● Work instructions: Report each line below that carries the word "text".

*** Opening of Supplied material ***

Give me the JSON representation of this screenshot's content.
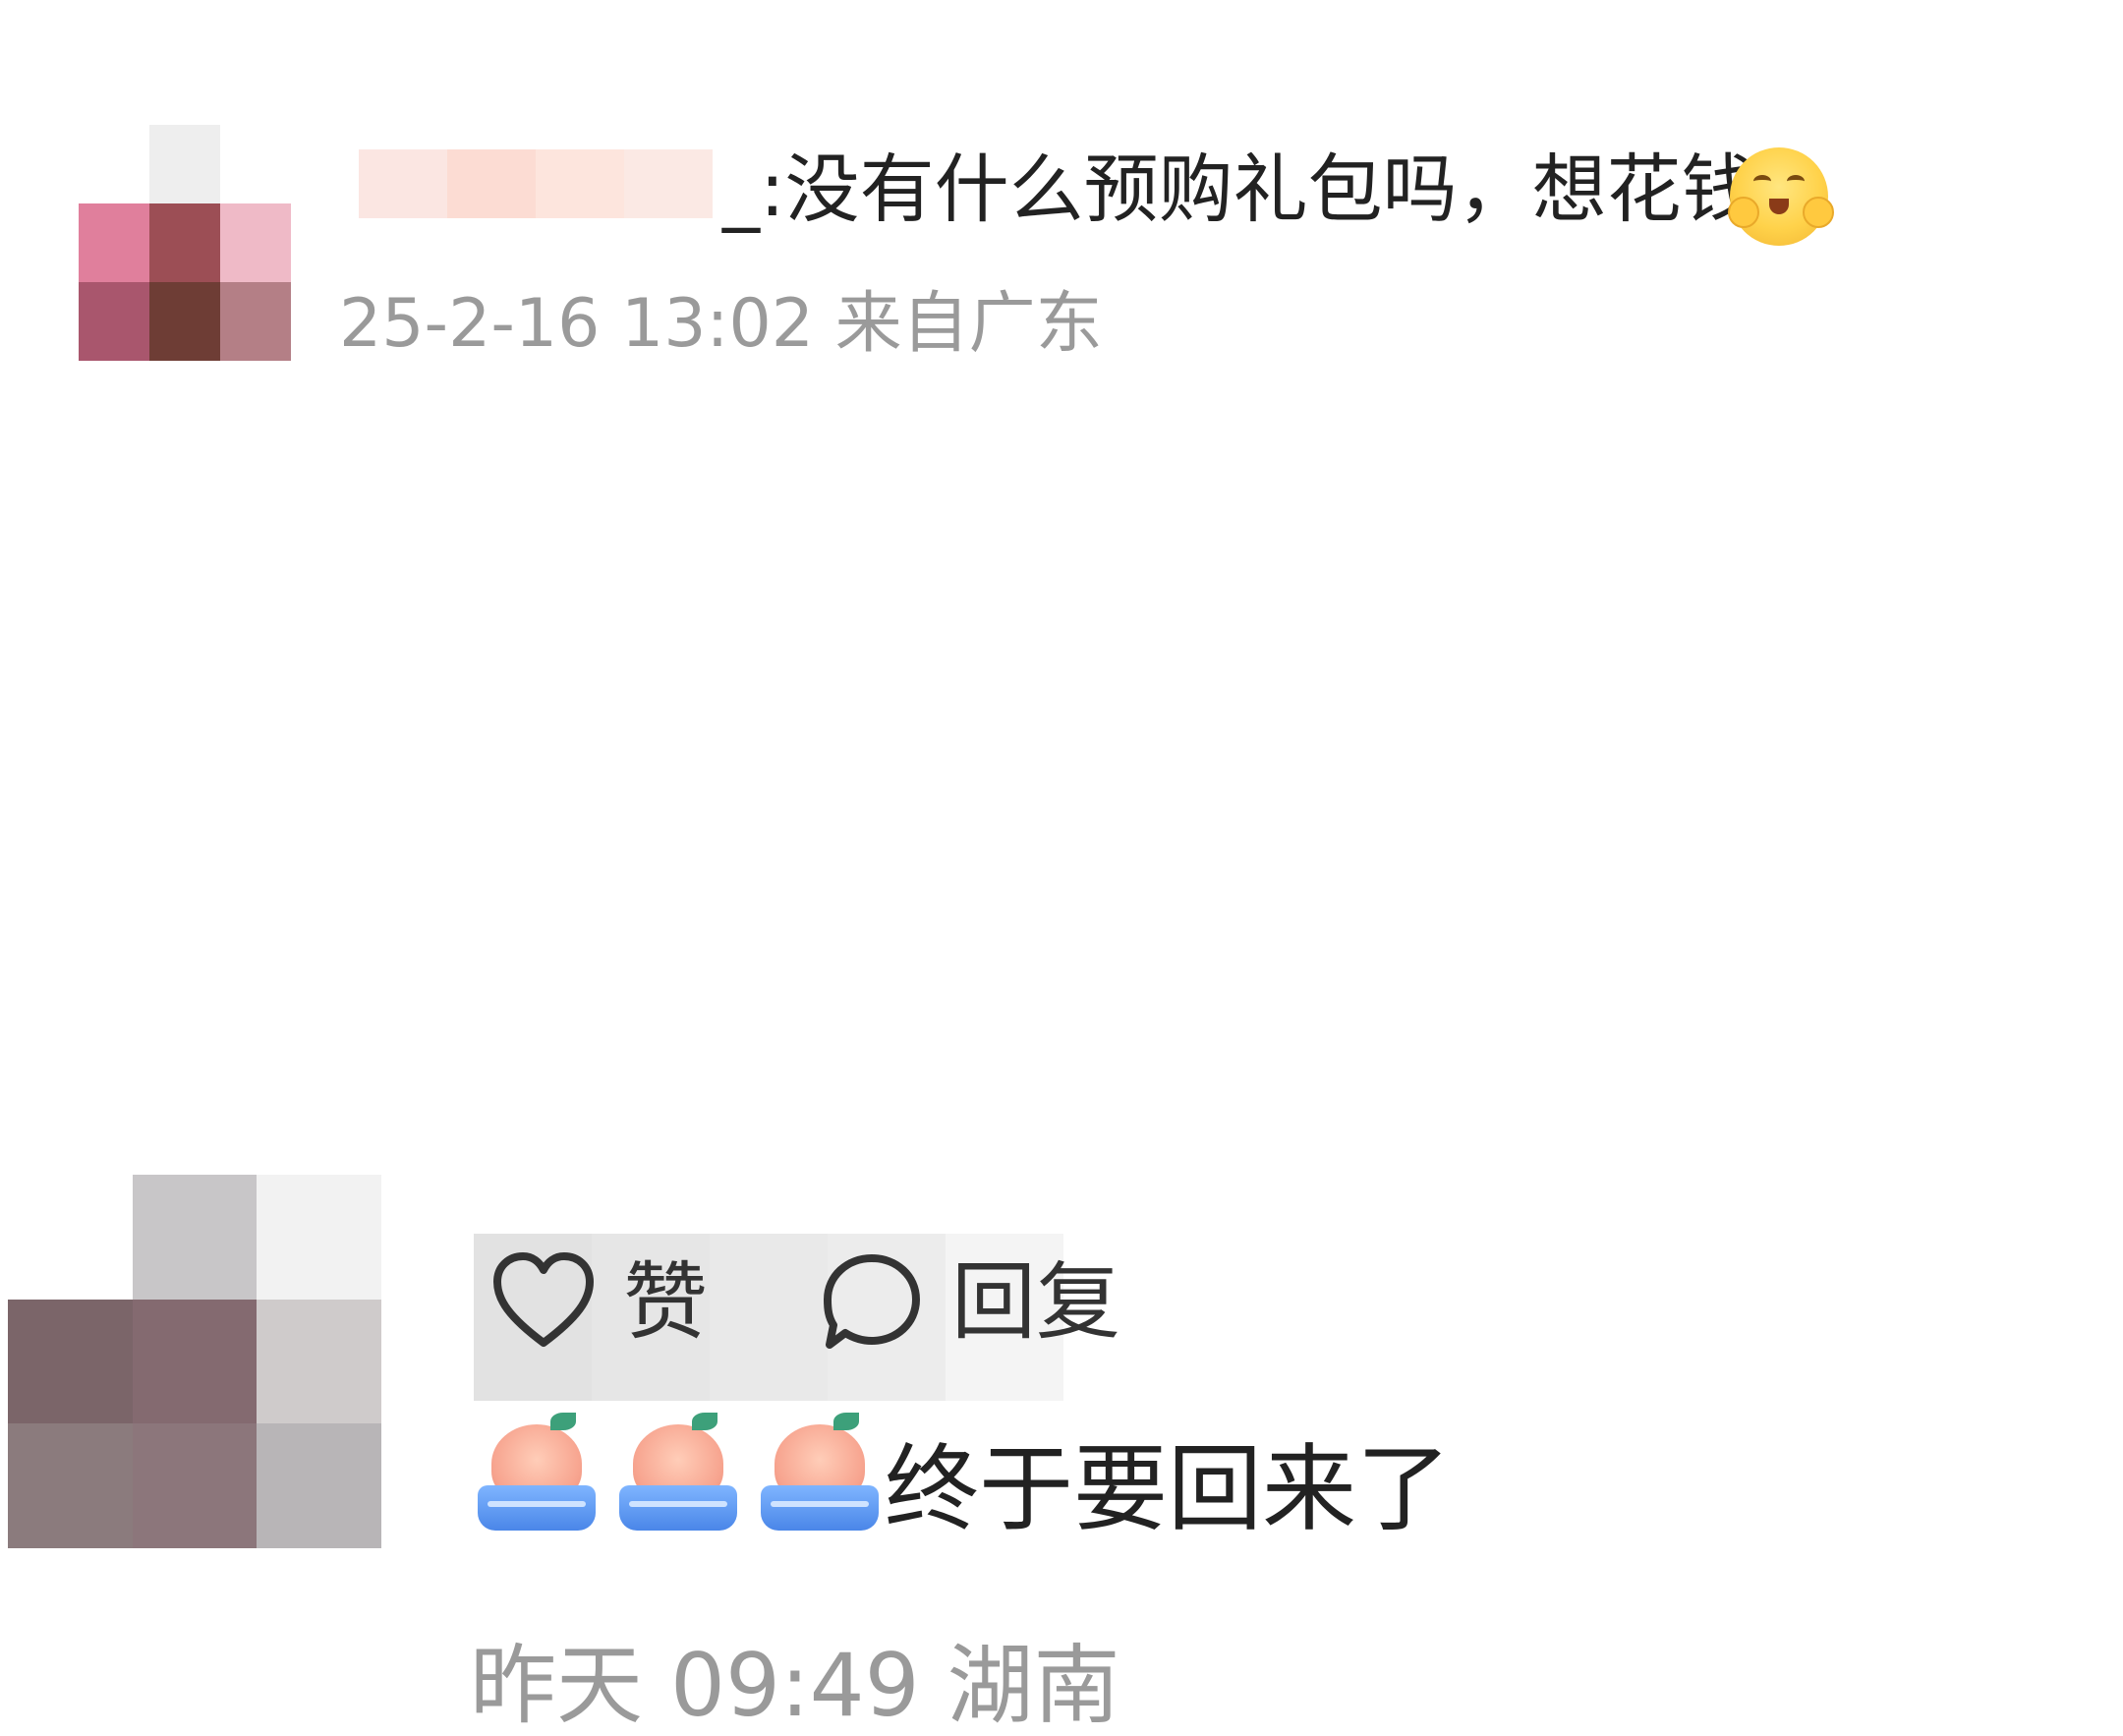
{
  "comments": [
    {
      "text": "_:没有什么预购礼包吗，想花钱",
      "meta": "25-2-16 13:02 来自广东",
      "emoji": "hugging-face-emoji",
      "avatar_colors": [
        "#f2f2f2",
        "#e9b9c7",
        "#f4cfd6",
        "#d98ca6",
        "#9c4b52",
        "#f0c6cd",
        "#a6556b",
        "#6b3b33",
        "#b07c83"
      ]
    },
    {
      "text": "终于要回来了",
      "meta": "昨天 09:49 湖南",
      "emoji": "peach-in-basin-emoji",
      "emoji_count": 3,
      "avatar_colors": [
        "#c9c6c8",
        "#a9a7ab",
        "#f1f1f1",
        "#7a6468",
        "#826a6e",
        "#cfcbcb",
        "#8a7a7c",
        "#8c767a",
        "#b7b4b6"
      ]
    }
  ],
  "actions": {
    "like_label": "赞",
    "reply_label": "回复"
  },
  "colors": {
    "text": "#222222",
    "meta": "#9a9a9a",
    "username_accent": "#e8542a"
  }
}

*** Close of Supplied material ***

● Solved exercise:
      "text": "_:没有什么预购礼包吗，想花钱",
      "text": "终于要回来了",
    "text": "#222222",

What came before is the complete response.